→ Requirement
The answer must be a single number: how many lines below contain "Smart".

*** Input data ***

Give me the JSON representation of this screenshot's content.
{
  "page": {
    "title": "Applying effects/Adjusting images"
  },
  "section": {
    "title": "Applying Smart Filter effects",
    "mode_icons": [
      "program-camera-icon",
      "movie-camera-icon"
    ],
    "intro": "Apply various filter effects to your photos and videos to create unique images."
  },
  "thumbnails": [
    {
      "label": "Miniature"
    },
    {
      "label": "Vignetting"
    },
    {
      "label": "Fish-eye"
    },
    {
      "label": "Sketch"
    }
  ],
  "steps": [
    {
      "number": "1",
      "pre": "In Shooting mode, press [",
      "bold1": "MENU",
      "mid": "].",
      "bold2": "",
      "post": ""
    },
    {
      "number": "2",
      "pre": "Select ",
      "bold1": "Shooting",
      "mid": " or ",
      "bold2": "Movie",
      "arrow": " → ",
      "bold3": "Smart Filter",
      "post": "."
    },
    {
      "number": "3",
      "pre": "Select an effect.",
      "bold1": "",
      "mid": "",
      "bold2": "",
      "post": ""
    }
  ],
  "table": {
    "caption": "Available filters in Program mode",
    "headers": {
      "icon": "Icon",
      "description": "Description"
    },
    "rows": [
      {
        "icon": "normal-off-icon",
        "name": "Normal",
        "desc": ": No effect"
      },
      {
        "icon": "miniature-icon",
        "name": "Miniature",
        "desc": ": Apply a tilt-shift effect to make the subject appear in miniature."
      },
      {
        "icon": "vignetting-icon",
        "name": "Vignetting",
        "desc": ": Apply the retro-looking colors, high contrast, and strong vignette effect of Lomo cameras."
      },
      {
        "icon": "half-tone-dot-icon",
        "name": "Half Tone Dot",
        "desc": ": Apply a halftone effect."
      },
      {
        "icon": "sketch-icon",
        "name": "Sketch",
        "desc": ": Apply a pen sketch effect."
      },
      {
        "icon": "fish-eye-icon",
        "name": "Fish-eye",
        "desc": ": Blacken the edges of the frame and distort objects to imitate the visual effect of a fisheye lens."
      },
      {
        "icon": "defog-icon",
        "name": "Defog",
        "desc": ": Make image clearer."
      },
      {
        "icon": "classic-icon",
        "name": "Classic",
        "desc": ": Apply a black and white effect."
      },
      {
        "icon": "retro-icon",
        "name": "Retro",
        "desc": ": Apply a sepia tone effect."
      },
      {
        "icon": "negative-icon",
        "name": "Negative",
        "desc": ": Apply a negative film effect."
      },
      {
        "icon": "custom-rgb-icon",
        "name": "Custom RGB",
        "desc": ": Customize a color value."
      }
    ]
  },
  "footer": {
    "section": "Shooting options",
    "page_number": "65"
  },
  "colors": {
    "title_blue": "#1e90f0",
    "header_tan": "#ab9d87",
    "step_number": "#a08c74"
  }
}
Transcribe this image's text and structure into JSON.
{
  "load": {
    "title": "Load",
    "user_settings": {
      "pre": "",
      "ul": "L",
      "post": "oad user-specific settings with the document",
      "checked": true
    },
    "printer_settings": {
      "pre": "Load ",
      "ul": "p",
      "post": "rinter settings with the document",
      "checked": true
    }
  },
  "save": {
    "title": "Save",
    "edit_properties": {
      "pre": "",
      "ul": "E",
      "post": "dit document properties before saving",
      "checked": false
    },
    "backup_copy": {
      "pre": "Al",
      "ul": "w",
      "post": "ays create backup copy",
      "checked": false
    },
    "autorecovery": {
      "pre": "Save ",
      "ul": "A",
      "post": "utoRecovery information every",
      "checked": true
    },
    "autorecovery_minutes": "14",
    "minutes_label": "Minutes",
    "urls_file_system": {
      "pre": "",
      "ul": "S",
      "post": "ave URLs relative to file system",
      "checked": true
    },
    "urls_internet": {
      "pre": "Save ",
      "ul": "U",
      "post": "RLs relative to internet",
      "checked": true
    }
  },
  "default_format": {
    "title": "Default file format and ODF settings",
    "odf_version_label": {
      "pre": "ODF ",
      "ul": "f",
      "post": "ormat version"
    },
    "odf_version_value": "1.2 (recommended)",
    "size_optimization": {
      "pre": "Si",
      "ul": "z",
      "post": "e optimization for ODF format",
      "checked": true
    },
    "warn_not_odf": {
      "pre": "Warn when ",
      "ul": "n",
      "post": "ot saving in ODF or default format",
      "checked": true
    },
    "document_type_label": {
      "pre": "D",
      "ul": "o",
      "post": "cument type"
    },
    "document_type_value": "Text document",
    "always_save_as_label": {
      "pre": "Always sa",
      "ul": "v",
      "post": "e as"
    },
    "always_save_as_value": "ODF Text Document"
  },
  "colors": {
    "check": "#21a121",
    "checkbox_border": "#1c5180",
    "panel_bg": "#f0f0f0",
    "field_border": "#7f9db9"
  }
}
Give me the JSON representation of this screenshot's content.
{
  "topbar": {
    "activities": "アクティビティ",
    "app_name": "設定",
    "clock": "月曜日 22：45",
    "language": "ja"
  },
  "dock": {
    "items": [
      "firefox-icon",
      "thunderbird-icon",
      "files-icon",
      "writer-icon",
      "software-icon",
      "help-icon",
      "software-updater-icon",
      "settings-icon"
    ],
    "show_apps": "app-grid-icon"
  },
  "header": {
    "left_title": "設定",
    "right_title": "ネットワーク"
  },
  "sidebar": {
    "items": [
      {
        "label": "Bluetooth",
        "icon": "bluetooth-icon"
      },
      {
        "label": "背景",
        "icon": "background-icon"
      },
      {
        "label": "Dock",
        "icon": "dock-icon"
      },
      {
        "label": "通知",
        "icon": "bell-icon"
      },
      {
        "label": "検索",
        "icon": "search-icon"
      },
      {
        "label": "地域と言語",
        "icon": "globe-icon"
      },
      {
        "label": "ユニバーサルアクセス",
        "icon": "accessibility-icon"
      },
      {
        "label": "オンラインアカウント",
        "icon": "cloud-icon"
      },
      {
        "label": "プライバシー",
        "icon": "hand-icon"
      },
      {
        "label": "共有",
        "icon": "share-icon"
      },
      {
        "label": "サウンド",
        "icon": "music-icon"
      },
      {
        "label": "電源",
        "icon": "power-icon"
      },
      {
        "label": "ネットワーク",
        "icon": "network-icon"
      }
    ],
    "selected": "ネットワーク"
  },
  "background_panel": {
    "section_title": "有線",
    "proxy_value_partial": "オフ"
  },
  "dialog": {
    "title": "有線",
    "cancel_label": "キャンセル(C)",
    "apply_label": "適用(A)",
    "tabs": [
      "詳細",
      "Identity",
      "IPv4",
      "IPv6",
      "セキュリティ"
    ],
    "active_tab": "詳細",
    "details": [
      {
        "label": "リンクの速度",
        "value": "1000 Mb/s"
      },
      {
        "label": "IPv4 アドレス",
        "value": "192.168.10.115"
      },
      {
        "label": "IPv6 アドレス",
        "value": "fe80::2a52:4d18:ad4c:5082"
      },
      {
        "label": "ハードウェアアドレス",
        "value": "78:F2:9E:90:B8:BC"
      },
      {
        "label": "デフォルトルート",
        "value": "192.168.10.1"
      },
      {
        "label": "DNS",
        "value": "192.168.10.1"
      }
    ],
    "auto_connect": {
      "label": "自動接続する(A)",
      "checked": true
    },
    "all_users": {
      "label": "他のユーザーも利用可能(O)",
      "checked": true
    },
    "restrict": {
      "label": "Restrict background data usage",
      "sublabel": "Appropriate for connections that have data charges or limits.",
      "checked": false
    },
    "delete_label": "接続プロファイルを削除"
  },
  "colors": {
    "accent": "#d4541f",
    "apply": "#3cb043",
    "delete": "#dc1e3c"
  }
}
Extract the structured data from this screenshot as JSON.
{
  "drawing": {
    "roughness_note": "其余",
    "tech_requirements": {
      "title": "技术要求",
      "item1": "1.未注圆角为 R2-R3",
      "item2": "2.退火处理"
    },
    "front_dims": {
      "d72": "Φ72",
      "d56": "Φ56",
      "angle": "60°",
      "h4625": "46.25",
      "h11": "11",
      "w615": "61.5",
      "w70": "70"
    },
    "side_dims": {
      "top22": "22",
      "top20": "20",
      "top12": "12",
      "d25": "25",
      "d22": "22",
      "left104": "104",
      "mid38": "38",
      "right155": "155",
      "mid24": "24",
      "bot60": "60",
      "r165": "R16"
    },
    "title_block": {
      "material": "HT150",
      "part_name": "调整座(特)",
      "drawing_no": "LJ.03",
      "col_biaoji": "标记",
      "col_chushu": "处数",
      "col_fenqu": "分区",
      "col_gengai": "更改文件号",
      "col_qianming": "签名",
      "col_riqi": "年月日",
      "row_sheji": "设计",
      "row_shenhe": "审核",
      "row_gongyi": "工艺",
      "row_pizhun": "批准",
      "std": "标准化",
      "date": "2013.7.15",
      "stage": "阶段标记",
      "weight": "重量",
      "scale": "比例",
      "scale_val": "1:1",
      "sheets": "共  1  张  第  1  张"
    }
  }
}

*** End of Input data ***

→ Solved problem
2